_Your task_
Every record must reappear in the answer exactly as given.

Element data from apps and pages
_ _ _ _ _ _ _
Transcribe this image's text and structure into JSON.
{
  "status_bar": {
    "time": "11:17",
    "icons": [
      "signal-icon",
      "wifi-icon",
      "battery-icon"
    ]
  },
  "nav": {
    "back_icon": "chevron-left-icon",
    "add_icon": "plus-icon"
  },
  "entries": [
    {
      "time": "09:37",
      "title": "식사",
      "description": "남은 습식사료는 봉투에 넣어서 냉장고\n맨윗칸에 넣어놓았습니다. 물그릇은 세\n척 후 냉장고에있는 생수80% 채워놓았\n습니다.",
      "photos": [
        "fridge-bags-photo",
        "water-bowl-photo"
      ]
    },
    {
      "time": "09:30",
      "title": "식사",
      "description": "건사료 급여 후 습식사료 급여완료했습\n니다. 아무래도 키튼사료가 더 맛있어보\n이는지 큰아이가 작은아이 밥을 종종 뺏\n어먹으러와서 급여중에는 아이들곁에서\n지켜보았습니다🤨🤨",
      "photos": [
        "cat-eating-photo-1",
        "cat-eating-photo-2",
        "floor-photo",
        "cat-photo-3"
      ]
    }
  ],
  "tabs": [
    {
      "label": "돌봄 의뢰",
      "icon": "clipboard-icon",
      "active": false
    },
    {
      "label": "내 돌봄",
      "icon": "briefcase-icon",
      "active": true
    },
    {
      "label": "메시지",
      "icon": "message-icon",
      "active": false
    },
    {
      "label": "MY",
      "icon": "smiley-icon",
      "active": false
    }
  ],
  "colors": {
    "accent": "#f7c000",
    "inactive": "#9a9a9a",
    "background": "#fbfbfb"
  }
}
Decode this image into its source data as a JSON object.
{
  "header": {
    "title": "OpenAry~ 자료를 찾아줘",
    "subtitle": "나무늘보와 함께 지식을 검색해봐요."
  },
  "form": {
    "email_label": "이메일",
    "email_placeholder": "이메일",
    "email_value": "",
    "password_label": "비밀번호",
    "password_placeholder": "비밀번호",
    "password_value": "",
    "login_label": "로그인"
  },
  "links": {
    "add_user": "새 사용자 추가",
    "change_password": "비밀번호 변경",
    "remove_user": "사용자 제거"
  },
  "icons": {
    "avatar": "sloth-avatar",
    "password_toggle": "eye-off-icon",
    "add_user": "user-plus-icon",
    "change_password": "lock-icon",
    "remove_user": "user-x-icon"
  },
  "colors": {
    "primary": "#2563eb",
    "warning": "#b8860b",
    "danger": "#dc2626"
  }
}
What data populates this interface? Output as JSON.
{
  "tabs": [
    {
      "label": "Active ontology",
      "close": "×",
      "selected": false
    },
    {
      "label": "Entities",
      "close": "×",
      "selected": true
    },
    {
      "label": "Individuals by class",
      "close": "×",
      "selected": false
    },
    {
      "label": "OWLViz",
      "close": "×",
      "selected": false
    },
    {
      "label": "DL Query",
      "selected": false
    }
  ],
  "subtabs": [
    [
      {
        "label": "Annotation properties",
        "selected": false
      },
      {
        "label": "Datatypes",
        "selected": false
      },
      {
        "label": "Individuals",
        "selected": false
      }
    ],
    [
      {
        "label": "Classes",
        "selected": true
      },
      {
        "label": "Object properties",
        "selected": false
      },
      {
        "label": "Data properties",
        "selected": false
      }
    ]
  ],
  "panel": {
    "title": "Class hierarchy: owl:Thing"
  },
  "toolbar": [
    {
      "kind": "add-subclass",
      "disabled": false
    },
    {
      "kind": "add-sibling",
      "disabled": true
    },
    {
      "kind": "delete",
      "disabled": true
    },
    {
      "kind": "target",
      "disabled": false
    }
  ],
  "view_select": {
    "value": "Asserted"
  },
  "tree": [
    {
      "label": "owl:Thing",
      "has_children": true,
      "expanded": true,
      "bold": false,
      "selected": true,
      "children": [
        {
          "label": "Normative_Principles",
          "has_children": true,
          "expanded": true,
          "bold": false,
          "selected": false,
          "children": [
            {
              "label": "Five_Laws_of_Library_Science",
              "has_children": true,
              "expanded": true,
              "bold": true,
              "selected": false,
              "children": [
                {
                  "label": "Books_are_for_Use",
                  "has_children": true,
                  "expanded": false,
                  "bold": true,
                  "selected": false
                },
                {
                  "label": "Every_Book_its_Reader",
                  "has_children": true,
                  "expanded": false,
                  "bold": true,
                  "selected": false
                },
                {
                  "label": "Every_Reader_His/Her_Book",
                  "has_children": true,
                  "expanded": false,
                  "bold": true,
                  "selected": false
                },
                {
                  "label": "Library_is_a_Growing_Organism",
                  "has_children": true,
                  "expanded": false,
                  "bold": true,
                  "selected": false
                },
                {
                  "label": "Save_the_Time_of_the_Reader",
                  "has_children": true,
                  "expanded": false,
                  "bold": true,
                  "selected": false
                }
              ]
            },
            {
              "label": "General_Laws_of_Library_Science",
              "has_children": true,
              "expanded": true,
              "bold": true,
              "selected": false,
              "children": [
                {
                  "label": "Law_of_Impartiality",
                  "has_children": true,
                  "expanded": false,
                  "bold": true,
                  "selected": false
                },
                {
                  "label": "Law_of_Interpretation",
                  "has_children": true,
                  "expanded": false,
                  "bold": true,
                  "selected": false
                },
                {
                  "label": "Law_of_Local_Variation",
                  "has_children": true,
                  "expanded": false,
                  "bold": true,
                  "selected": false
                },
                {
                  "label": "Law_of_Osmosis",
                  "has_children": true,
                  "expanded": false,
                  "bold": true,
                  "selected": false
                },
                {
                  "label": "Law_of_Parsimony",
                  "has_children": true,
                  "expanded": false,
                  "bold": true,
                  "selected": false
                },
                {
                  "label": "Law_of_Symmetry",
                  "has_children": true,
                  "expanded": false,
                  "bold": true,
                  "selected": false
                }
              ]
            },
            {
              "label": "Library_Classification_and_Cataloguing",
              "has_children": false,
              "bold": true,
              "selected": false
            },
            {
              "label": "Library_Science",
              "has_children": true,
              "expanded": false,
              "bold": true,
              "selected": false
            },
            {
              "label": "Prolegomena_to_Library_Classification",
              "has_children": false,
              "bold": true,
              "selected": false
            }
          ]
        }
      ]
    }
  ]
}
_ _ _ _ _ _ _
_Written reply_
Transcribe this image's text and structure into JSON.
{
  "status_bar": {
    "time": "11:17",
    "icons": [
      "signal-icon",
      "wifi-icon",
      "battery-icon"
    ]
  },
  "nav": {
    "back_icon": "chevron-left-icon",
    "add_icon": "plus-icon"
  },
  "entries": [
    {
      "time": "09:37",
      "title": "식사",
      "description": "남은 습식사료는 봉투에 넣어서 냉장고\n맨윗칸에 넣어놓았습니다. 물그릇은 세\n척 후 냉장고에있는 생수80% 채워놓았\n습니다.",
      "photos": [
        "fridge-bags-photo",
        "water-bowl-photo"
      ]
    },
    {
      "time": "09:30",
      "title": "식사",
      "description": "건사료 급여 후 습식사료 급여완료했습\n니다. 아무래도 키튼사료가 더 맛있어보\n이는지 큰아이가 작은아이 밥을 종종 뺏\n어먹으러와서 급여중에는 아이들곁에서\n지켜보았습니다🤨🤨",
      "photos": [
        "cat-eating-photo-1",
        "cat-eating-photo-2",
        "floor-photo",
        "cat-photo-3"
      ]
    }
  ],
  "tabs": [
    {
      "label": "돌봄 의뢰",
      "icon": "clipboard-icon",
      "active": false
    },
    {
      "label": "내 돌봄",
      "icon": "briefcase-icon",
      "active": true
    },
    {
      "label": "메시지",
      "icon": "message-icon",
      "active": false
    },
    {
      "label": "MY",
      "icon": "smiley-icon",
      "active": false
    }
  ],
  "colors": {
    "accent": "#f7c000",
    "inactive": "#9a9a9a",
    "background": "#fbfbfb"
  }
}
Decode this image into its source data as a JSON object.
{
  "header": {
    "title": "OpenAry~ 자료를 찾아줘",
    "subtitle": "나무늘보와 함께 지식을 검색해봐요."
  },
  "form": {
    "email_label": "이메일",
    "email_placeholder": "이메일",
    "email_value": "",
    "password_label": "비밀번호",
    "password_placeholder": "비밀번호",
    "password_value": "",
    "login_label": "로그인"
  },
  "links": {
    "add_user": "새 사용자 추가",
    "change_password": "비밀번호 변경",
    "remove_user": "사용자 제거"
  },
  "icons": {
    "avatar": "sloth-avatar",
    "password_toggle": "eye-off-icon",
    "add_user": "user-plus-icon",
    "change_password": "lock-icon",
    "remove_user": "user-x-icon"
  },
  "colors": {
    "primary": "#2563eb",
    "warning": "#b8860b",
    "danger": "#dc2626"
  }
}
What data populates this interface? Output as JSON.
{
  "tabs": [
    {
      "label": "Active ontology",
      "close": "×",
      "selected": false
    },
    {
      "label": "Entities",
      "close": "×",
      "selected": true
    },
    {
      "label": "Individuals by class",
      "close": "×",
      "selected": false
    },
    {
      "label": "OWLViz",
      "close": "×",
      "selected": false
    },
    {
      "label": "DL Query",
      "selected": false
    }
  ],
  "subtabs": [
    [
      {
        "label": "Annotation properties",
        "selected": false
      },
      {
        "label": "Datatypes",
        "selected": false
      },
      {
        "label": "Individuals",
        "selected": false
      }
    ],
    [
      {
        "label": "Classes",
        "selected": true
      },
      {
        "label": "Object properties",
        "selected": false
      },
      {
        "label": "Data properties",
        "selected": false
      }
    ]
  ],
  "panel": {
    "title": "Class hierarchy: owl:Thing"
  },
  "toolbar": [
    {
      "kind": "add-subclass",
      "disabled": false
    },
    {
      "kind": "add-sibling",
      "disabled": true
    },
    {
      "kind": "delete",
      "disabled": true
    },
    {
      "kind": "target",
      "disabled": false
    }
  ],
  "view_select": {
    "value": "Asserted"
  },
  "tree": [
    {
      "label": "owl:Thing",
      "has_children": true,
      "expanded": true,
      "bold": false,
      "selected": true,
      "children": [
        {
          "label": "Normative_Principles",
          "has_children": true,
          "expanded": true,
          "bold": false,
          "selected": false,
          "children": [
            {
              "label": "Five_Laws_of_Library_Science",
              "has_children": true,
              "expanded": true,
              "bold": true,
              "selected": false,
              "children": [
                {
                  "label": "Books_are_for_Use",
                  "has_children": true,
                  "expanded": false,
                  "bold": true,
                  "selected": false
                },
                {
                  "label": "Every_Book_its_Reader",
                  "has_children": true,
                  "expanded": false,
                  "bold": true,
                  "selected": false
                },
                {
                  "label": "Every_Reader_His/Her_Book",
                  "has_children": true,
                  "expanded": false,
                  "bold": true,
                  "selected": false
                },
                {
                  "label": "Library_is_a_Growing_Organism",
                  "has_children": true,
                  "expanded": false,
                  "bold": true,
                  "selected": false
                },
                {
                  "label": "Save_the_Time_of_the_Reader",
                  "has_children": true,
                  "expanded": false,
                  "bold": true,
                  "selected": false
                }
              ]
            },
            {
              "label": "General_Laws_of_Library_Science",
              "has_children": true,
              "expanded": true,
              "bold": true,
              "selected": false,
              "children": [
                {
                  "label": "Law_of_Impartiality",
                  "has_children": true,
                  "expanded": false,
                  "bold": true,
                  "selected": false
                },
                {
                  "label": "Law_of_Interpretation",
                  "has_children": true,
                  "expanded": false,
                  "bold": true,
                  "selected": false
                },
                {
                  "label": "Law_of_Local_Variation",
                  "has_children": true,
                  "expanded": false,
                  "bold": true,
                  "selected": false
                },
                {
                  "label": "Law_of_Osmosis",
                  "has_children": true,
                  "expanded": false,
                  "bold": true,
                  "selected": false
                },
                {
                  "label": "Law_of_Parsimony",
                  "has_children": true,
                  "expanded": false,
                  "bold": true,
                  "selected": false
                },
                {
                  "label": "Law_of_Symmetry",
                  "has_children": true,
                  "expanded": false,
                  "bold": true,
                  "selected": false
                }
              ]
            },
            {
              "label": "Library_Classification_and_Cataloguing",
              "has_children": false,
              "bold": true,
              "selected": false
            },
            {
              "label": "Library_Science",
              "has_children": true,
              "expanded": false,
              "bold": true,
              "selected": false
            },
            {
              "label": "Prolegomena_to_Library_Classification",
              "has_children": false,
              "bold": true,
              "selected": false
            }
          ]
        }
      ]
    }
  ]
}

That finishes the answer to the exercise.